→ **EXERCISE MATERIALS**:
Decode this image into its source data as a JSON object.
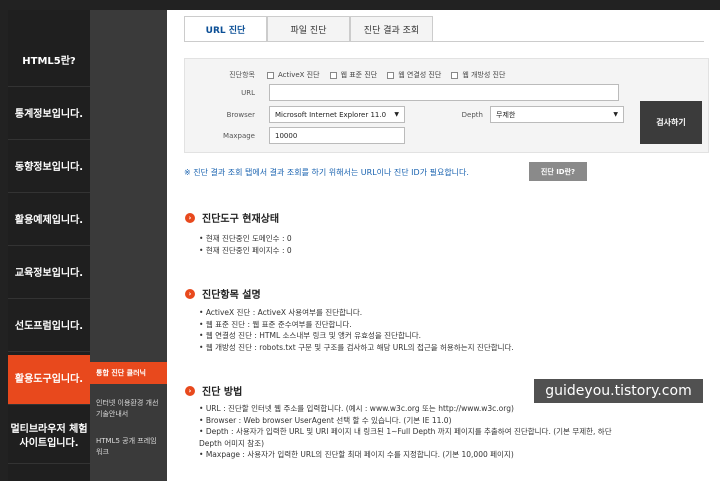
{
  "left_menu": [
    {
      "label": "HTML5란?",
      "active": false
    },
    {
      "label": "통계정보입니다.",
      "active": false
    },
    {
      "label": "동향정보입니다.",
      "active": false
    },
    {
      "label": "활용예제입니다.",
      "active": false
    },
    {
      "label": "교육정보입니다.",
      "active": false
    },
    {
      "label": "선도프럼입니다.",
      "active": false
    },
    {
      "label": "활용도구입니다.",
      "active": true
    },
    {
      "label": "멀티브라우저 체험 사이트입니다.",
      "active": false
    }
  ],
  "sub_menu": [
    {
      "label": "통합 진단 클러닉",
      "active": true
    },
    {
      "label": "인터넷 이용환경 개선 기술안내서",
      "active": false
    },
    {
      "label": "HTML5 공개 프레임워크",
      "active": false
    }
  ],
  "tabs": [
    {
      "label": "URL 진단",
      "active": true
    },
    {
      "label": "파일 진단",
      "active": false
    },
    {
      "label": "진단 결과 조회",
      "active": false
    }
  ],
  "form": {
    "items_label": "진단항목",
    "checkboxes": [
      "ActiveX 진단",
      "웹 표준 진단",
      "웹 연결성 진단",
      "웹 개방성 진단"
    ],
    "url_label": "URL",
    "url_value": "",
    "browser_label": "Browser",
    "browser_value": "Microsoft Internet Explorer 11.0",
    "depth_label": "Depth",
    "depth_value": "무제한",
    "maxpage_label": "Maxpage",
    "maxpage_value": "10000",
    "submit_label": "검사하기"
  },
  "notice": "※ 진단 결과 조회 탭에서 결과 조회를 하기 위해서는 URL이나 진단 ID가 필요합니다.",
  "id_button": "진단 ID란?",
  "sections": {
    "status": {
      "title": "진단도구 현재상태",
      "items": [
        "현재 진단중인 도메인수 : 0",
        "현재 진단중인 페이지수 : 0"
      ]
    },
    "items_desc": {
      "title": "진단항목 설명",
      "items": [
        "ActiveX 진단 : ActiveX 사용여부를 진단합니다.",
        "웹 표준 진단 : 웹 표준 준수여부를 진단합니다.",
        "웹 연결성 진단 : HTML 소스내부 링크 및 앵커 유효성을 진단합니다.",
        "웹 개방성 진단 : robots.txt 구문 및 구조를 검사하고 해당 URL의 접근을 허용하는지 진단합니다."
      ]
    },
    "method": {
      "title": "진단 방법",
      "items": [
        "URL : 진단할 인터넷 웹 주소를 입력합니다. (예시 : www.w3c.org 또는 http://www.w3c.org)",
        "Browser : Web browser UserAgent 선택 할 수 있습니다. (기본 IE 11.0)",
        "Depth : 사용자가 입력한 URL 및 URI 페이지 내 링크된 1~Full Depth 까지 페이지를 추출하여 진단합니다. (기본 무제한, 하단",
        "Depth 어미지 참조)",
        "Maxpage : 사용자가 입력한 URL의 진단할 최대 페이지 수를 지정합니다. (기본 10,000 페이지)"
      ]
    }
  },
  "watermark": "guideyou.tistory.com",
  "colors": {
    "accent": "#e8491d",
    "link": "#1a63b0",
    "tab_active": "#0b4f96"
  }
}
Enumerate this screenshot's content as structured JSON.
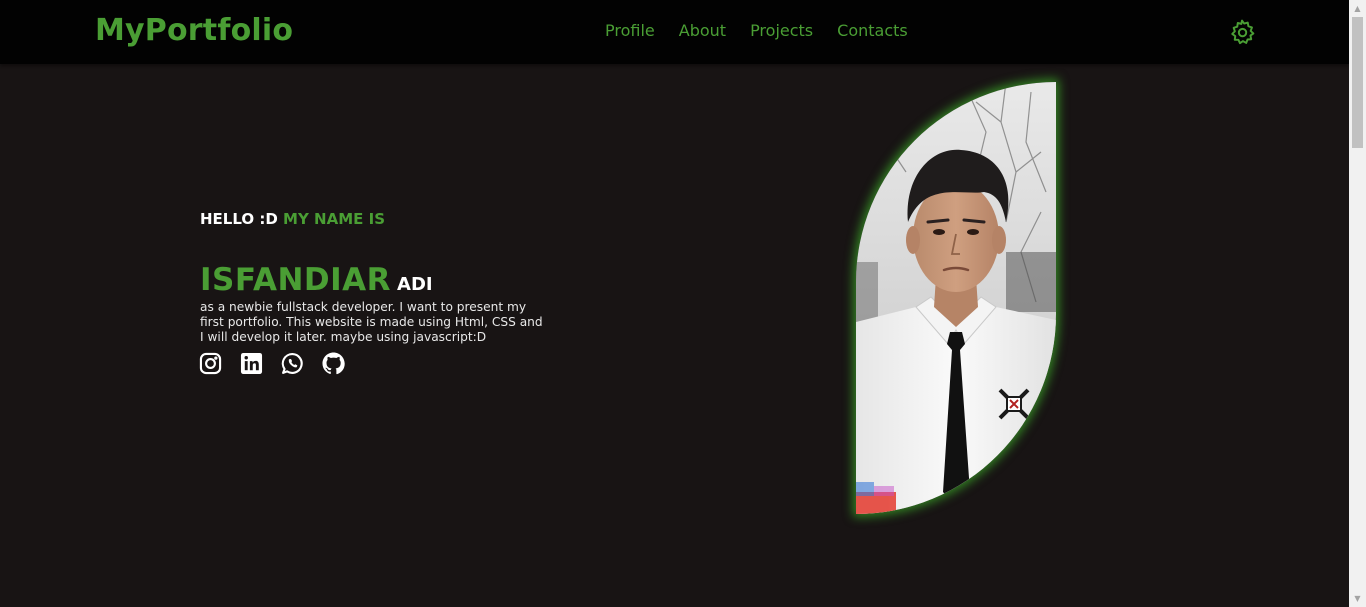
{
  "navbar": {
    "brand": "MyPortfolio",
    "links": [
      "Profile",
      "About",
      "Projects",
      "Contacts"
    ],
    "settings_icon": "gear-icon"
  },
  "hero": {
    "greeting_prefix": "HELLO :D",
    "greeting_suffix": "MY NAME IS",
    "first_name": "ISFANDIAR",
    "last_name": "ADI",
    "description": "as a newbie fullstack developer. I want to present my first portfolio. This website is made using Html, CSS and I will develop it later. maybe using javascript:D",
    "socials": [
      "instagram-icon",
      "linkedin-icon",
      "whatsapp-icon",
      "github-icon"
    ],
    "photo_alt": "profile photo"
  },
  "colors": {
    "accent": "#4a9e34",
    "navbar_bg": "#020202",
    "page_bg": "#181414",
    "text": "#ffffff"
  }
}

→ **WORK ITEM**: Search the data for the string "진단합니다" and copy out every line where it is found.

→ **FINISHED EXERCISE**:
        "ActiveX 진단 : ActiveX 사용여부를 진단합니다.",
        "웹 표준 진단 : 웹 표준 준수여부를 진단합니다.",
        "웹 연결성 진단 : HTML 소스내부 링크 및 앵커 유효성을 진단합니다.",
        "웹 개방성 진단 : robots.txt 구문 및 구조를 검사하고 해당 URL의 접근을 허용하는지 진단합니다."
        "Depth : 사용자가 입력한 URL 및 URI 페이지 내 링크된 1~Full Depth 까지 페이지를 추출하여 진단합니다. (기본 무제한, 하단",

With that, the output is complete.